Task brief: Write out all of the entries exactly as given.

**** Study material

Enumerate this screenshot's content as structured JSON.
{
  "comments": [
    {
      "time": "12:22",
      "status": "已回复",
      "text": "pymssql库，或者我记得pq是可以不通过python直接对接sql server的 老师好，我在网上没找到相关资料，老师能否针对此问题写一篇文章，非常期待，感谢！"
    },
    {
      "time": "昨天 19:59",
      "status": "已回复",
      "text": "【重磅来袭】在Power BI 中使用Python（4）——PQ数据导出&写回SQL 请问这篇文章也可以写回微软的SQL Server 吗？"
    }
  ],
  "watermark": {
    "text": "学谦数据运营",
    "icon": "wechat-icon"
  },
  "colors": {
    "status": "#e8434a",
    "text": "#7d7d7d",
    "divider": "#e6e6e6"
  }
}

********

Solution for this problem:
Enumerate this screenshot's content as structured JSON.
{
  "comments": [
    {
      "time": "12:22",
      "status": "已回复",
      "text": "pymssql库，或者我记得pq是可以不通过python直接对接sql server的 老师好，我在网上没找到相关资料，老师能否针对此问题写一篇文章，非常期待，感谢！"
    },
    {
      "time": "昨天 19:59",
      "status": "已回复",
      "text": "【重磅来袭】在Power BI 中使用Python（4）——PQ数据导出&写回SQL 请问这篇文章也可以写回微软的SQL Server 吗？"
    }
  ],
  "watermark": {
    "text": "学谦数据运营",
    "icon": "wechat-icon"
  },
  "colors": {
    "status": "#e8434a",
    "text": "#7d7d7d",
    "divider": "#e6e6e6"
  }
}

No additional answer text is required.